PROBLEM TO WORK ON: Which lines in the entries below contain the string "yani"? Show each of them in full.

DATA RECORDS:

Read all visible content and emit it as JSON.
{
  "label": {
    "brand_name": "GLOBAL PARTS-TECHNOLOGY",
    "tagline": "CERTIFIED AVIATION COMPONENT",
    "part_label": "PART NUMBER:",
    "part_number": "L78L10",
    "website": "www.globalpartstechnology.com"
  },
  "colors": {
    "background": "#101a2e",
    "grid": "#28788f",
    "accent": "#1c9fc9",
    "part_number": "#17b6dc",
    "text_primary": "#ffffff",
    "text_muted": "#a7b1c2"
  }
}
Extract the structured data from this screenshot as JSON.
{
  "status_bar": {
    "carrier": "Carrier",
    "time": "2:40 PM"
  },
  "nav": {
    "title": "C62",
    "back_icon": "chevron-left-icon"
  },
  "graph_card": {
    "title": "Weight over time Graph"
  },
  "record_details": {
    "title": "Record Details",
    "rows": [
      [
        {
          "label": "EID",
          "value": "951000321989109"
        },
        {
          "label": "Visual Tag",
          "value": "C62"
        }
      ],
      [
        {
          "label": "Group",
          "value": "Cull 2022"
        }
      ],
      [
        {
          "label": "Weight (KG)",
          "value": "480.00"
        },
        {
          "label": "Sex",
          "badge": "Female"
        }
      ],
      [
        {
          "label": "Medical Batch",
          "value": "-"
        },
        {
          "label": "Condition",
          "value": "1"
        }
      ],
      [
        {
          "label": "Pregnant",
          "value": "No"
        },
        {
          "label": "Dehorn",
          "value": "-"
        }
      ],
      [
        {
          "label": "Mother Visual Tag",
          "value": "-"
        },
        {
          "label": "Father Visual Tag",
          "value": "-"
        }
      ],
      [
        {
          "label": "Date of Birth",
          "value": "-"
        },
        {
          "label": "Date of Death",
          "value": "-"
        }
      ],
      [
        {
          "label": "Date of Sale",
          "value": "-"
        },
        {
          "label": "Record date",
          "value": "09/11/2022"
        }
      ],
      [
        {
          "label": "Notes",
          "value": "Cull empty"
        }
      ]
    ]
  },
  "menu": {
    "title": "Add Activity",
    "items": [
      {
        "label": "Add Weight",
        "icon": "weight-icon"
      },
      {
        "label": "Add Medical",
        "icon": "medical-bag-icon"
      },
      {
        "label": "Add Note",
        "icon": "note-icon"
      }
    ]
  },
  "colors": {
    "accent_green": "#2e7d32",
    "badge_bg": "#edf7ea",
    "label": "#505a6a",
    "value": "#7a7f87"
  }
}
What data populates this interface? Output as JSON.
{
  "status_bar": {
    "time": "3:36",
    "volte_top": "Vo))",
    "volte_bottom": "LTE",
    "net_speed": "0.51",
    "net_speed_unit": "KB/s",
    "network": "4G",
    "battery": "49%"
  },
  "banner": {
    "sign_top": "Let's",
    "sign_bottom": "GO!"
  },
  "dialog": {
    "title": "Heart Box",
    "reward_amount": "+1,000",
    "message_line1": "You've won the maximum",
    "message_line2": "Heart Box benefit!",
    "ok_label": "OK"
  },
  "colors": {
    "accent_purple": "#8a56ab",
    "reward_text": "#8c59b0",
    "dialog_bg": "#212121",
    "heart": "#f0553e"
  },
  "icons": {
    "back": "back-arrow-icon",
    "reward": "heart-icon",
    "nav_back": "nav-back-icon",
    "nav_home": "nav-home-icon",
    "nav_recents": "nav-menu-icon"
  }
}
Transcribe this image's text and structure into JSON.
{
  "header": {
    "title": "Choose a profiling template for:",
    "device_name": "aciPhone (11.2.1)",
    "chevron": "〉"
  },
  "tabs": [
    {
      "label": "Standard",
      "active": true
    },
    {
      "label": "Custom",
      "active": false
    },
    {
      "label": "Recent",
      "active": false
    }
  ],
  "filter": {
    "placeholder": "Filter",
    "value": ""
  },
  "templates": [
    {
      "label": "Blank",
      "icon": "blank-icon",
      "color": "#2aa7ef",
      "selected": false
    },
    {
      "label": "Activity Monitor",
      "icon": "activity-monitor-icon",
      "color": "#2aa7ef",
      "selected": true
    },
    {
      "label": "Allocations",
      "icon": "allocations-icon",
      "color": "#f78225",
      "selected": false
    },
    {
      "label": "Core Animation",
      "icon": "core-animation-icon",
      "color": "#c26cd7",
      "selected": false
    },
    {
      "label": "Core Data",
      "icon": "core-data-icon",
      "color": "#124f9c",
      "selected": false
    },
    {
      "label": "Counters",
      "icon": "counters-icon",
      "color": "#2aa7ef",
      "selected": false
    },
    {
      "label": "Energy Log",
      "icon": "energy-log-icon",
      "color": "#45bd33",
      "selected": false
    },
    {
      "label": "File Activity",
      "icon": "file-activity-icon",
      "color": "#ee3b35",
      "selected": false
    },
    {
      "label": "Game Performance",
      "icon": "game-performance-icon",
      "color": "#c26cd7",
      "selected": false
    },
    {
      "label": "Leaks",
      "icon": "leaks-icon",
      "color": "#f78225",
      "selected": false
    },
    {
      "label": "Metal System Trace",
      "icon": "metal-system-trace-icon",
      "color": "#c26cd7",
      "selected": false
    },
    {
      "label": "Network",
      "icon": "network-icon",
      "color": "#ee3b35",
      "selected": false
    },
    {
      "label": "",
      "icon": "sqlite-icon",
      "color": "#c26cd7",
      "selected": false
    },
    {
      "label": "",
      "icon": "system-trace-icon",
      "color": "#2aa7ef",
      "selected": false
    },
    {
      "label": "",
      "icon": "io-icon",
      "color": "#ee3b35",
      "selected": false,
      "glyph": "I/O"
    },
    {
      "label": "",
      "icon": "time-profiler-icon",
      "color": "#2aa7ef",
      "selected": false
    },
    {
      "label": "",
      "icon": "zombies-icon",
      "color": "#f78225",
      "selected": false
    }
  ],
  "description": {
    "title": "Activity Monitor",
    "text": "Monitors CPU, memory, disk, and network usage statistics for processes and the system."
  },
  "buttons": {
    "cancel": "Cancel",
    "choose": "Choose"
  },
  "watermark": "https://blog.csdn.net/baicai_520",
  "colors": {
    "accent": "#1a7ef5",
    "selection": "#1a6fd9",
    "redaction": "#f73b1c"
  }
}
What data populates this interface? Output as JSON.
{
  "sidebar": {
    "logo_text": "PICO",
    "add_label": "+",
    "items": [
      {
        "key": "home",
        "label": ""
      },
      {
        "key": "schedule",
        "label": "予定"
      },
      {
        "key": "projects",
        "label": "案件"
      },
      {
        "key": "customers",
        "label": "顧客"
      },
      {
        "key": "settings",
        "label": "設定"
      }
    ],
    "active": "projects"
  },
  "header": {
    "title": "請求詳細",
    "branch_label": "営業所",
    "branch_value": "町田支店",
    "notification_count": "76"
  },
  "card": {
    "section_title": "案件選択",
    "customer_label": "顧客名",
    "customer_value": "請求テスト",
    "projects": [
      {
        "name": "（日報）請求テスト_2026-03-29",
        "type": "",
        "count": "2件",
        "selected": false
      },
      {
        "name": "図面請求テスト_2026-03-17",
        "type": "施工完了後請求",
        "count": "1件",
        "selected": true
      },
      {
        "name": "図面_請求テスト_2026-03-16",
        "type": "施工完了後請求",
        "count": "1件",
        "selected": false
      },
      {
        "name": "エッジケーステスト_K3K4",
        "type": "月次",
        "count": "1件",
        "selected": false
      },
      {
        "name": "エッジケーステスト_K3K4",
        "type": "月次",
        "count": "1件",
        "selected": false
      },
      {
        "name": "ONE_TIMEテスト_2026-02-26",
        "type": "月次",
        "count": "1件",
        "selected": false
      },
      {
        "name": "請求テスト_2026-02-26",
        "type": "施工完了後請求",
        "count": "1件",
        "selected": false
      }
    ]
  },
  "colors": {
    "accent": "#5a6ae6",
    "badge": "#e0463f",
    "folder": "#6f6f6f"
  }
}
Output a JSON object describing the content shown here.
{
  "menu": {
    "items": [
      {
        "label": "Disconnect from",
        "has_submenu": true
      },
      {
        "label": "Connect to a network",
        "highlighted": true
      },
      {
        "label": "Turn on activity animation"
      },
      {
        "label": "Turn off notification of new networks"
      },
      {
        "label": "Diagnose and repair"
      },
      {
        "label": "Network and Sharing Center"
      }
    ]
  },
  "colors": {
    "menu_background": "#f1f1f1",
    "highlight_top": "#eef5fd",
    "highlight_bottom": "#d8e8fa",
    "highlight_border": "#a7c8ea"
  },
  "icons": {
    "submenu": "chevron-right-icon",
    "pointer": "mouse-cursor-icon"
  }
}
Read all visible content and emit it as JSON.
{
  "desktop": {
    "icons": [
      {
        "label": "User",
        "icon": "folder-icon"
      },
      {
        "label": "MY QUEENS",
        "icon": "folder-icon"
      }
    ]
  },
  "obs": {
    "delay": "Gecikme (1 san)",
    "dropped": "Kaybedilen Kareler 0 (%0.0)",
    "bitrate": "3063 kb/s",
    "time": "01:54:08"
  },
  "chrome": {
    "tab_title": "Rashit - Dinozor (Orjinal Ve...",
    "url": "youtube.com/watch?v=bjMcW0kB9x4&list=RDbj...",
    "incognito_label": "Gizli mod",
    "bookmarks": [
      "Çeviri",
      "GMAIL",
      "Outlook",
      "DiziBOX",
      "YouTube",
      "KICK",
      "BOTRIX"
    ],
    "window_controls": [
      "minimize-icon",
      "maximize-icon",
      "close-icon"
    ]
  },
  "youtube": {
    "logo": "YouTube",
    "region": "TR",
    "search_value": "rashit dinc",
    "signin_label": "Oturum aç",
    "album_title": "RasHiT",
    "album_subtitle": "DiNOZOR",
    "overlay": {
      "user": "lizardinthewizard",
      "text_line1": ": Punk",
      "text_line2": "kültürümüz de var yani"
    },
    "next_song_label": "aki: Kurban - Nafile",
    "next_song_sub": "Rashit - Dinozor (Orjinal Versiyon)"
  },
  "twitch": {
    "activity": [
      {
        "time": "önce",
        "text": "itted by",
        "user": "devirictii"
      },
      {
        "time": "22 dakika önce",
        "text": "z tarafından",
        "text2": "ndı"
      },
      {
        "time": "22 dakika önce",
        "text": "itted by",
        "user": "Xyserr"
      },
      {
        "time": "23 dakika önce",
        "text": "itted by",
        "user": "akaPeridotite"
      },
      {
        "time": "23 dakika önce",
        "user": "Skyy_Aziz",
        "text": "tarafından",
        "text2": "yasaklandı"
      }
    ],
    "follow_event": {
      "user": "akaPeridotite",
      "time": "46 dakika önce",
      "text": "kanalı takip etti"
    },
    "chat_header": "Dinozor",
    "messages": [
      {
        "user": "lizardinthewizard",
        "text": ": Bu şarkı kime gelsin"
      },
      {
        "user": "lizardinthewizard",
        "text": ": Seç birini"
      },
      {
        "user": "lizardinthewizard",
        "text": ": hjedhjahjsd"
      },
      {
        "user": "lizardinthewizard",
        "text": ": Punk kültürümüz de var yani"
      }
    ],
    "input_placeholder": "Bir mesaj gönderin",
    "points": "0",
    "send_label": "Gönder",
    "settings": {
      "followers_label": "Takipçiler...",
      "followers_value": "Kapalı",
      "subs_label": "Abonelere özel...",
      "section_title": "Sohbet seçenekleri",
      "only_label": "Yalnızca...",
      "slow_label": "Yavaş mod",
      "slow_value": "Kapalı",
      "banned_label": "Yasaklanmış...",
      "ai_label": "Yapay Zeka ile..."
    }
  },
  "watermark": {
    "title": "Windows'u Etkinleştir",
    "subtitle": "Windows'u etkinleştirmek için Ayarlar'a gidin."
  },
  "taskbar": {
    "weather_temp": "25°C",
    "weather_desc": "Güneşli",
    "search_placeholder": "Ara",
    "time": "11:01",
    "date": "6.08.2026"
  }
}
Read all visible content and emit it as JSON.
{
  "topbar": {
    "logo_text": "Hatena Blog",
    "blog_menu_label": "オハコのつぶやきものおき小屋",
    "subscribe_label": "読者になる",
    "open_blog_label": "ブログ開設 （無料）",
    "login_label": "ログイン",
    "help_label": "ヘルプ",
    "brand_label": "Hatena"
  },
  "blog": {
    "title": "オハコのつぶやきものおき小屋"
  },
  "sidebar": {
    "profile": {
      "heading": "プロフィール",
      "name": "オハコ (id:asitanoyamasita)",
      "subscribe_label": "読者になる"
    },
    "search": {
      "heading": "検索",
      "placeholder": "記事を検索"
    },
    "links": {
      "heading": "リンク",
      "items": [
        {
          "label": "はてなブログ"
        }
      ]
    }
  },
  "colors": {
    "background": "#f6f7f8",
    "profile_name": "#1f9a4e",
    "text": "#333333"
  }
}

ANSWER SPACE:
      "text_line2": "kültürümüz de var yani"
        "text": ": Punk kültürümüz de var yani"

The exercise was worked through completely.